This module covers the fundamentals of operator overloading which is an essential part of ad hoc polymorphism.
In addition, how to build a non-native type with a consistent and complete interface will be discussed.
You will learn:
Why operator overloading is useful in C++
Which operators can be overloaded
How and when to use
friend functions to access class members
How to overload unary operators
How to overload binary operators
How to overload input and output operators
How to overload the member pointer operator
How to overload the
You cannot change the meaning of operators for built-in types in C++, operators can only be overloaded for user-defined types.
That is, at least one of the operands has to be of a user-defined type.
As with other overloaded functions, operators can be overloaded for a certain set of parameters only once.
Not all operators can be overloaded in C++. Among the operators that cannot be overloaded are
- the member accessors.
- and ::,
- the sizeof operator, and
- the only ternary operator in C++, ?:
Among the operators that can be overloaded in C++ are these:
- arithmetic operators: + - * / % and += -= *= /= %= (all binary infix); + - (unary prefix); ++ -- (unary prefix and postfix)
- bit manipulation: & | ^ << >> and &= |= ^= <<= >>= (all binary infix); ~ (unary prefix)
- boolean algebra: == != < > <= >= || && (all binary infix); ! (unary prefix)
- memory management: new new delete delete
- implicit conversion operators
- miscellany: =  -> , (all binary infix); * & (all unary prefix) () (function call, n-ary infix)
In C++, operators are overloaded in the form of functions with special names. As with other functions, overloaded operators can generally be
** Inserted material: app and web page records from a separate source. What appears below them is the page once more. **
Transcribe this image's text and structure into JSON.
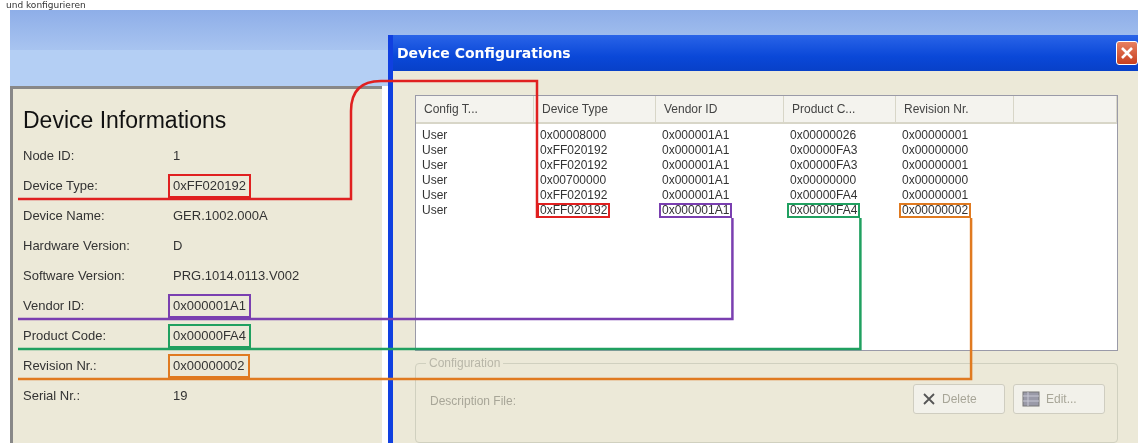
{
  "top_note": "und konfigurieren",
  "device_info": {
    "title": "Device Informations",
    "rows": [
      {
        "label": "Node ID:",
        "value": "1"
      },
      {
        "label": "Device Type:",
        "value": "0xFF020192",
        "color": "#e02020"
      },
      {
        "label": "Device Name:",
        "value": "GER.1002.000A"
      },
      {
        "label": "Hardware Version:",
        "value": "D"
      },
      {
        "label": "Software Version:",
        "value": "PRG.1014.0113.V002"
      },
      {
        "label": "Vendor ID:",
        "value": "0x000001A1",
        "color": "#7a3fb0"
      },
      {
        "label": "Product Code:",
        "value": "0x00000FA4",
        "color": "#20a060"
      },
      {
        "label": "Revision Nr.:",
        "value": "0x00000002",
        "color": "#e07a20"
      },
      {
        "label": "Serial Nr.:",
        "value": "19"
      }
    ]
  },
  "dialog": {
    "title": "Device Configurations",
    "table": {
      "columns": [
        "Config T...",
        "Device Type",
        "Vendor ID",
        "Product C...",
        "Revision Nr."
      ],
      "rows": [
        {
          "cells": [
            {
              "text": "User"
            },
            {
              "text": "0x00008000"
            },
            {
              "text": "0x000001A1"
            },
            {
              "text": "0x00000026"
            },
            {
              "text": "0x00000001"
            }
          ]
        },
        {
          "cells": [
            {
              "text": "User"
            },
            {
              "text": "0xFF020192"
            },
            {
              "text": "0x000001A1"
            },
            {
              "text": "0x00000FA3"
            },
            {
              "text": "0x00000000"
            }
          ]
        },
        {
          "cells": [
            {
              "text": "User"
            },
            {
              "text": "0xFF020192"
            },
            {
              "text": "0x000001A1"
            },
            {
              "text": "0x00000FA3"
            },
            {
              "text": "0x00000001"
            }
          ]
        },
        {
          "cells": [
            {
              "text": "User"
            },
            {
              "text": "0x00700000"
            },
            {
              "text": "0x000001A1"
            },
            {
              "text": "0x00000000"
            },
            {
              "text": "0x00000000"
            }
          ]
        },
        {
          "cells": [
            {
              "text": "User"
            },
            {
              "text": "0xFF020192"
            },
            {
              "text": "0x000001A1"
            },
            {
              "text": "0x00000FA4"
            },
            {
              "text": "0x00000001"
            }
          ]
        },
        {
          "cells": [
            {
              "text": "User"
            },
            {
              "text": "0xFF020192",
              "color": "#e02020"
            },
            {
              "text": "0x000001A1",
              "color": "#7a3fb0"
            },
            {
              "text": "0x00000FA4",
              "color": "#20a060"
            },
            {
              "text": "0x00000002",
              "color": "#e07a20"
            }
          ]
        }
      ]
    },
    "configuration": {
      "legend": "Configuration",
      "fields": [
        {
          "label": "Description File:"
        }
      ],
      "buttons": [
        {
          "label": "Delete",
          "kind": "delete",
          "disabled": true
        },
        {
          "label": "Edit...",
          "kind": "edit",
          "disabled": true
        }
      ]
    }
  }
}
implemented either as a member function of their left operand's type or as non-member functions. Whether you are free to choose or bound to use
either one depends on several criteria.